The preceding exercises may now be used for Individual Practice; but the pupils should not proceed to the next chapter until they have acquired a fair know ledge of the present. The Simultaneous Exercises may require to be frequently repeated.
XI.-Modulation, Force, Emphasis, and Time. 1. Modulation, which is an adaptation of the tones of the voice to the special character of the subject, must be natural, in order to be effectual.
2. Force, although sometimes another name for loudness, has, for the most part, nearly the same signification as emphasis.
3. Emphasis, which may be expressed forcibly or otherwise, as the subject requires, must be applied with great discretion, or it will become subversive of its proper intention. It is a special stress upon words, to show their connexion and bearing, when separated, or otherwise, to give them that prominent importance, which the author intended.
4. Time is commonly an important element in every kind of reading; inasmuch as the length or shortness with which sentences, words, and syllables are pronounced, is generally understood to indicate the calmness, earnestness, or sentiment of the
No particular rules or exercises are here given on the above subjects. It is thought sufficient to offer a few suggestions, which the student, guided by his teacher, may turn to account, for the improvement of his natural powers.
XII.-Suspension and Inflection. The hyphen (-) denotes a suspending pause.

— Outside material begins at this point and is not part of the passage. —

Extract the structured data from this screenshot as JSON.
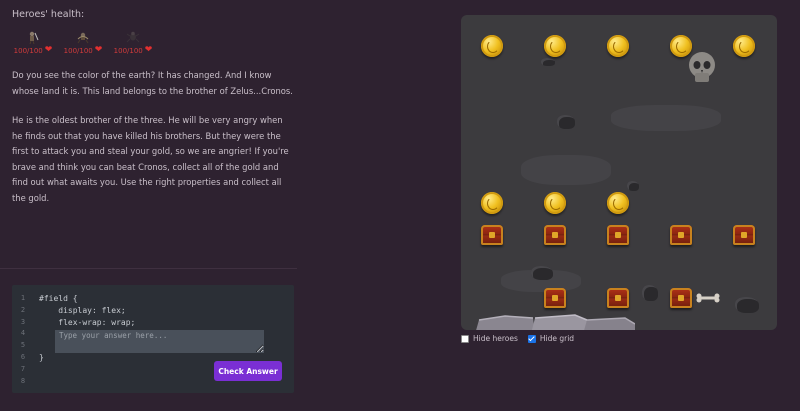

The acute accent (") the rising inflection. The grave accent the falling inflection.
SERIES, or DISTRIBUTION. Series, or Distribution, is an enumeration of particulars, all belonging or relating to one subject. The different parts require, in each case, to be noted by a slight pause, with the rising or falling inflection. The rising inflection produces the lighter, softer, and more plaintive effects ; and the falling inflection those, which are more serious, decisive, precise, and important.
SIMULTANEOUS EXERCISES. 1. He that desires to enter behind the scene, which every art has been employed to decorate', - and every passion labours to illuminate'; - and wishes to see lifestripped of those ornaments, which make it glitter on the stage', - and exposed in its natural meanness', impotence', and nakedness', - may find all the delusion laið open' in the chamber of disease';—he will there find vanity' - divested of her robes, - power' - deprived of her sceptre', - and - hypocrisy' - without' her mask'.
2. The philosopher' - the saint or the hero', - the wise' - the good' - or the great' man' - very often lies hid and concealed in a plebeian', - which a proper education' - might have disinterred', and brought to light'.
3. I shall consider honour' with respect to three sorts of men':--First of all', - with respect to those who have a right' notion of it ;-secondly', - with regard to those who have a mistaken' notion' of it;-and,